This drawing is a preparatory study for the figure of Pan playing the flute on the right-hand side of the composition of The triumph of Bacchus, a painting executed in 1750 and exhibited at the Salon the same year (see Livret, n° 26: “un tableau en largeur de 6 pieds sur 5 de hauteur représentant Le Triomphe de Bacchus” (an horizontal painting 6 feet high and five feet width representing the Triumph of Bacchus)). Nowadays lost, this work is known thanks to a copy in the Museo Amadeo in La Spezia (fig. 1, inv. 37). According to Susanna Caviglia-Brunel, this Bacchic scene could be a replica in reverse of an earlier triumph of Bacchus painted at the occasion of the 1747 concours (Paris, Musée du Louvre, inv. 6854), a competition organized by Lenormant de Tournehem in order to stimulate history painters from the Académie Royale.
The use of red and black chalk on a same study is quite common in the artist’s drawings of the 1740’s. Susanna Caviglia-Brunel has observed “an increasing interaction between these two techniques through a display of subtle nuances but also a specialized way of using them : black chalk being here consistently used for hair and pupils as well as shadows.”
 Cf. Susanna Caviglia-Brunel, Charles-Joseph Natoire, Paris, Arthena, 2012, p. 372-373, d’après P. 212.
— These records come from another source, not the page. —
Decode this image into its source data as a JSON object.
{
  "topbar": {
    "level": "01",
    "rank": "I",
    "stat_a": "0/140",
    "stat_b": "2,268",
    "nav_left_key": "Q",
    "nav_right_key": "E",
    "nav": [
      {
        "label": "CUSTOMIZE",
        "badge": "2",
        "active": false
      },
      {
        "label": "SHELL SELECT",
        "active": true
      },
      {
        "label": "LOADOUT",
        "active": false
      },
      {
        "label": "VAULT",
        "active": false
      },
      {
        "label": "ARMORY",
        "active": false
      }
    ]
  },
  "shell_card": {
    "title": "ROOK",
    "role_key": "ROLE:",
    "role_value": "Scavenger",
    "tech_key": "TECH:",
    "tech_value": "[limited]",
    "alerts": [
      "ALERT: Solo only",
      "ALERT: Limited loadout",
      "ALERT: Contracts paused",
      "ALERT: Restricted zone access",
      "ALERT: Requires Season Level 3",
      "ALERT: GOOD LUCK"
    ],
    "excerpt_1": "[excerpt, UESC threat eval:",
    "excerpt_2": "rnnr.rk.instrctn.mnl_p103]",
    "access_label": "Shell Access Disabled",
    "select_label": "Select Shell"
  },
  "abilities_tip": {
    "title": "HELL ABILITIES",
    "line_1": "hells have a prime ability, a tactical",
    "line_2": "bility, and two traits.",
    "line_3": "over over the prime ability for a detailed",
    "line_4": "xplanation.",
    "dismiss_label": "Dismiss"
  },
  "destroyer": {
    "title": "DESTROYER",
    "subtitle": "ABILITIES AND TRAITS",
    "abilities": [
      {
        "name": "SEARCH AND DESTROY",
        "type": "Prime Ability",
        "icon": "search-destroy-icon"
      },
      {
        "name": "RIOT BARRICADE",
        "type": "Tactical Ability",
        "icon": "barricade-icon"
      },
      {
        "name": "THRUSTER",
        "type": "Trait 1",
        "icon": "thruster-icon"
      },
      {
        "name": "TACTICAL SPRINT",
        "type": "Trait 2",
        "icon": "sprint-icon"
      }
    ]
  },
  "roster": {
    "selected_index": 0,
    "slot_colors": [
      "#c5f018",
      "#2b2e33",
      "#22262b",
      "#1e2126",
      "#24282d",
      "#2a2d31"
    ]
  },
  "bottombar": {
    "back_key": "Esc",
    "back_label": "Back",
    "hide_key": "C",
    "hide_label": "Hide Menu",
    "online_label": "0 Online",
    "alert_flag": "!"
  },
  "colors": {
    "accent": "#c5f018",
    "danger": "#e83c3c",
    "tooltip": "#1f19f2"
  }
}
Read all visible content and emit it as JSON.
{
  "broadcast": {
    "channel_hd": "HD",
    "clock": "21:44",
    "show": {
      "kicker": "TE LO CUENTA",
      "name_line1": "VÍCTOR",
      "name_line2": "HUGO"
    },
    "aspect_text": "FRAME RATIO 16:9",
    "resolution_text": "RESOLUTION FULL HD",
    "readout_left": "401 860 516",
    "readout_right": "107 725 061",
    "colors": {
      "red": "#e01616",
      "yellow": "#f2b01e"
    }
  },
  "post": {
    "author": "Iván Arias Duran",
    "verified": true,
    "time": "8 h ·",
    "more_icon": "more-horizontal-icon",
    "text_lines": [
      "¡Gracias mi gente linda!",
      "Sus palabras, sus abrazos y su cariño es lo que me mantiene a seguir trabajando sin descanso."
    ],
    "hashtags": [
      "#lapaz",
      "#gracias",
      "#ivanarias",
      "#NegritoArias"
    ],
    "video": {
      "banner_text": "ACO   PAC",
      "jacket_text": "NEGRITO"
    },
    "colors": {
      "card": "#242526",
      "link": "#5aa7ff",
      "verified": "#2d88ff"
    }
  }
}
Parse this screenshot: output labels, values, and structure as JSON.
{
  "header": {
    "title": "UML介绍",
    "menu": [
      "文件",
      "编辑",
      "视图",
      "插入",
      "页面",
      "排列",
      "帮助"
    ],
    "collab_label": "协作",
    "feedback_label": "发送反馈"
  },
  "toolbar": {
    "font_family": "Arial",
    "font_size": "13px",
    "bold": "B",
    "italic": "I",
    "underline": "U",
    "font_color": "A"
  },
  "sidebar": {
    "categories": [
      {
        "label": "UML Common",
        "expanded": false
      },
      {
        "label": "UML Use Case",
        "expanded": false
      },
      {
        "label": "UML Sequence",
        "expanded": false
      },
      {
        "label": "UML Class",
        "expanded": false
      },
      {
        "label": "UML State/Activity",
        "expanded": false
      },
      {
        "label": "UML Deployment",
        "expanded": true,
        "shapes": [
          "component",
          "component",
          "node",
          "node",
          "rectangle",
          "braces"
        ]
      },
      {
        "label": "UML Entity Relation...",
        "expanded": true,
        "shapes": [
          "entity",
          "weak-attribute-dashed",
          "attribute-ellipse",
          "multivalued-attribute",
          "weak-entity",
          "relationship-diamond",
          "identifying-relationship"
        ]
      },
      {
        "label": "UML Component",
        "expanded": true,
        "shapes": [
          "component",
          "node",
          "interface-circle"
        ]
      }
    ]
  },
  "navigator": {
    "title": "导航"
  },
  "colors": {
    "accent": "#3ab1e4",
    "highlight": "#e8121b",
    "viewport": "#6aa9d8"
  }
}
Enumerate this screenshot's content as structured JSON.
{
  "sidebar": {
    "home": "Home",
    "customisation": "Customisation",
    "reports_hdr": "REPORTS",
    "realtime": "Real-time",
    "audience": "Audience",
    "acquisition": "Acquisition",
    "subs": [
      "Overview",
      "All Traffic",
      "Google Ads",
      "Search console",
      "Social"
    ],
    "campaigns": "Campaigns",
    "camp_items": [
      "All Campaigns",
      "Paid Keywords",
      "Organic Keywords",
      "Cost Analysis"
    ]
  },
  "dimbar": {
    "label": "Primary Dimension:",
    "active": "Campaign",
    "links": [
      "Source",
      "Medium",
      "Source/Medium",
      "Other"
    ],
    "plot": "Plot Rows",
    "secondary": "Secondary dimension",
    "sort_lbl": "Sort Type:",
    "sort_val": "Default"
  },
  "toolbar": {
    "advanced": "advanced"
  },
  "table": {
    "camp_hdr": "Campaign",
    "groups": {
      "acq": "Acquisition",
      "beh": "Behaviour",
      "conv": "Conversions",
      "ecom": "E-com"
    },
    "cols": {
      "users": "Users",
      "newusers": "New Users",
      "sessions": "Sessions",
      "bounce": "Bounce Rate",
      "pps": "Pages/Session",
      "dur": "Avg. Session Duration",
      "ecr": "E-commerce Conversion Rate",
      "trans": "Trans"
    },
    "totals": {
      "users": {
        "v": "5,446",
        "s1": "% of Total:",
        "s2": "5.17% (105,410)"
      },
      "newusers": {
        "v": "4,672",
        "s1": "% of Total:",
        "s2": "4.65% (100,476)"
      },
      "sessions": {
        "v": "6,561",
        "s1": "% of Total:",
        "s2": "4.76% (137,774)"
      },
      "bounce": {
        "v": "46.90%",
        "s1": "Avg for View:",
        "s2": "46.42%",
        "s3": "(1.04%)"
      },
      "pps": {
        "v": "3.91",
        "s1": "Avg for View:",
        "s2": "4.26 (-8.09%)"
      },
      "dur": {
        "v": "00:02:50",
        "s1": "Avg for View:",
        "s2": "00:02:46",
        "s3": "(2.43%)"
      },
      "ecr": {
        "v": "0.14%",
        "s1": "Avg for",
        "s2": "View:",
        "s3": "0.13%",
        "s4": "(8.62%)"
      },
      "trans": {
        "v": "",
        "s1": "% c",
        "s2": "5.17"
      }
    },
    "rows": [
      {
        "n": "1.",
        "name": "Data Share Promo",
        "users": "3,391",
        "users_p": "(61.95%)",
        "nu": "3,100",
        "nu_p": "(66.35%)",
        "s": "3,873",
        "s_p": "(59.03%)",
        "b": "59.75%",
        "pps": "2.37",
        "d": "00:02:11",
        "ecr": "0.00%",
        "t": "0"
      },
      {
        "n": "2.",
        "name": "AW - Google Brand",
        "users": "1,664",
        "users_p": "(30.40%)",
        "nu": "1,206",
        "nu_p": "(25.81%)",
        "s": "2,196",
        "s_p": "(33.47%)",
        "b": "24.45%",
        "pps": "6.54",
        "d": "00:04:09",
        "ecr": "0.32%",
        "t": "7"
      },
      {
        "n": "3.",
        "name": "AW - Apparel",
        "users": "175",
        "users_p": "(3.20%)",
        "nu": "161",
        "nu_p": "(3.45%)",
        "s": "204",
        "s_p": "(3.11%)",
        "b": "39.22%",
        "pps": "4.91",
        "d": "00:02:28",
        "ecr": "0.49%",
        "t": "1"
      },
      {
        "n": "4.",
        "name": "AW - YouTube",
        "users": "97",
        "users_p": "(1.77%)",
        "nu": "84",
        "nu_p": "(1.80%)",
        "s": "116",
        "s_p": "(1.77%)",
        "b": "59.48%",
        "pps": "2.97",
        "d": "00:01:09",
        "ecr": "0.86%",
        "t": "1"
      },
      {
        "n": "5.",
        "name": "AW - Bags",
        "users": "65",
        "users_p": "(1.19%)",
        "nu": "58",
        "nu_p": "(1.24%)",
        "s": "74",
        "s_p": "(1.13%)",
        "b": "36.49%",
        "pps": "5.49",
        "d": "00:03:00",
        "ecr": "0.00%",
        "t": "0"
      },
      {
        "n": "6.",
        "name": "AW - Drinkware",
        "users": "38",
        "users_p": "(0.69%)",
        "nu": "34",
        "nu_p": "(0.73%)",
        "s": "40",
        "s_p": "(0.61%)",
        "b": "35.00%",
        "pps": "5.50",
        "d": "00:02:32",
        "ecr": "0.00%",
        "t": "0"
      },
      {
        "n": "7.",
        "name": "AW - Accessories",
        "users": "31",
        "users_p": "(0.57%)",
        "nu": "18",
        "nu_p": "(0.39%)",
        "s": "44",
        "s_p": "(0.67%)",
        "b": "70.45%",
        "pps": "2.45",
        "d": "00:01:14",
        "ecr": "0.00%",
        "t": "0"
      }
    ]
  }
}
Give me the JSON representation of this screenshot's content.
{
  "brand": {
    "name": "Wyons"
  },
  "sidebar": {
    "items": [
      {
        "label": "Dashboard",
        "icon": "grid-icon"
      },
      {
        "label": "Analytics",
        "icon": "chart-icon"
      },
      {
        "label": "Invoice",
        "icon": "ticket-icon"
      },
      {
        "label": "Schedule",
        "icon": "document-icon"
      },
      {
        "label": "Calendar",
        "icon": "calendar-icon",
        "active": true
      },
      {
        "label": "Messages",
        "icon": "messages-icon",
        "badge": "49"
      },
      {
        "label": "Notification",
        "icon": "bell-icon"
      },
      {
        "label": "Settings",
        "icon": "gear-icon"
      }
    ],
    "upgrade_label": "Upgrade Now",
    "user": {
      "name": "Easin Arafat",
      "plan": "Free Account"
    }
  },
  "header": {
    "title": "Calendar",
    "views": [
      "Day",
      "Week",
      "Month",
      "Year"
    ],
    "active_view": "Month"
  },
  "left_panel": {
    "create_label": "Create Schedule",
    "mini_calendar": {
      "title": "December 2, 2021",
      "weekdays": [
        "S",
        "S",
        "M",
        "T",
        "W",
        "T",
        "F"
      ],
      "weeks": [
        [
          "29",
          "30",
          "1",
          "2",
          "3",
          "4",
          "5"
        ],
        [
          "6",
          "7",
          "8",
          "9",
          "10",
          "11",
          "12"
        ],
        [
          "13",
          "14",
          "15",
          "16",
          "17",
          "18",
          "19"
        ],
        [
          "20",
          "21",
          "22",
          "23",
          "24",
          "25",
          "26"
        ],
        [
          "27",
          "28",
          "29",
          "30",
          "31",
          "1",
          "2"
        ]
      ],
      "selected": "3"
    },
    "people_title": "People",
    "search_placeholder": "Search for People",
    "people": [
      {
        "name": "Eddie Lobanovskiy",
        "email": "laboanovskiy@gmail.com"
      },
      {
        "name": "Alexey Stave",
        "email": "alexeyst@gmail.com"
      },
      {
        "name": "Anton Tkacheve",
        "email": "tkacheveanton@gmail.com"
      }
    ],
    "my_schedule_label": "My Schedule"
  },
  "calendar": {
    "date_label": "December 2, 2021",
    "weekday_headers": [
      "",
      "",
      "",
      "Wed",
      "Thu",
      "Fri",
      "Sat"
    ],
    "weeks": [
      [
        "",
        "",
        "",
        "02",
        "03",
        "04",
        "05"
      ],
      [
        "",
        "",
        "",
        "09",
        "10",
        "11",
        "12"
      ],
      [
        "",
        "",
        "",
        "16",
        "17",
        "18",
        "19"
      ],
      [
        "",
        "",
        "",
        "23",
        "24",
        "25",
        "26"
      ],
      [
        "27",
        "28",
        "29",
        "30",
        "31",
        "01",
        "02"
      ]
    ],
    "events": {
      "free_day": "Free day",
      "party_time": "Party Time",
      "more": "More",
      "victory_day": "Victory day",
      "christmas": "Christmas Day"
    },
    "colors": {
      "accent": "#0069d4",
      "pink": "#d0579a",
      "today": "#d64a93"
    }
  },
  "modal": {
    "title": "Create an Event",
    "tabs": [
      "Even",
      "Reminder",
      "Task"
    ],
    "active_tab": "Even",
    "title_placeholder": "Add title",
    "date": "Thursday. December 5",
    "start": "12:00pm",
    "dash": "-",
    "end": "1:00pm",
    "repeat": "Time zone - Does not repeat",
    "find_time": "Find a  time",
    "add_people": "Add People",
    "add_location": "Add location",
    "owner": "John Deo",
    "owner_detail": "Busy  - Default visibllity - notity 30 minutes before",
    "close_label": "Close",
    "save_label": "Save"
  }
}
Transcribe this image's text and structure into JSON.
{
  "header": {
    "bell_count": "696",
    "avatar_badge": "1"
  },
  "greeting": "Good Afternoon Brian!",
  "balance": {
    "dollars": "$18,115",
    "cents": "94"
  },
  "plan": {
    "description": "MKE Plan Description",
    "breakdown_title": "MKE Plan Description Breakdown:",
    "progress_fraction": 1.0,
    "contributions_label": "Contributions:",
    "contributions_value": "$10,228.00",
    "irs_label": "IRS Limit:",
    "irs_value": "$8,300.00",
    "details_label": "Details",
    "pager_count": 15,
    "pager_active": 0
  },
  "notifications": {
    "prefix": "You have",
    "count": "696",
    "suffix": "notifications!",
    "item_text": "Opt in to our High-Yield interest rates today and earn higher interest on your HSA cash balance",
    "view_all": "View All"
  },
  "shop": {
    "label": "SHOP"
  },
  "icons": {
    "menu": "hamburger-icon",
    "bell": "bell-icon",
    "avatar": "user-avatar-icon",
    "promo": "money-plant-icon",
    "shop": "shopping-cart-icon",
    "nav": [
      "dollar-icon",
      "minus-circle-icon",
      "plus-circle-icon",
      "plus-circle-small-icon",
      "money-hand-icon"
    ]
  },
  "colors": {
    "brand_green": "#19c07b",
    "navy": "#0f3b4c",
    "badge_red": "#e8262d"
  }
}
Condition report – Lined on Japan paper, old loss compensation on the left side. Horizontal fold and small brown stain at the bottom left.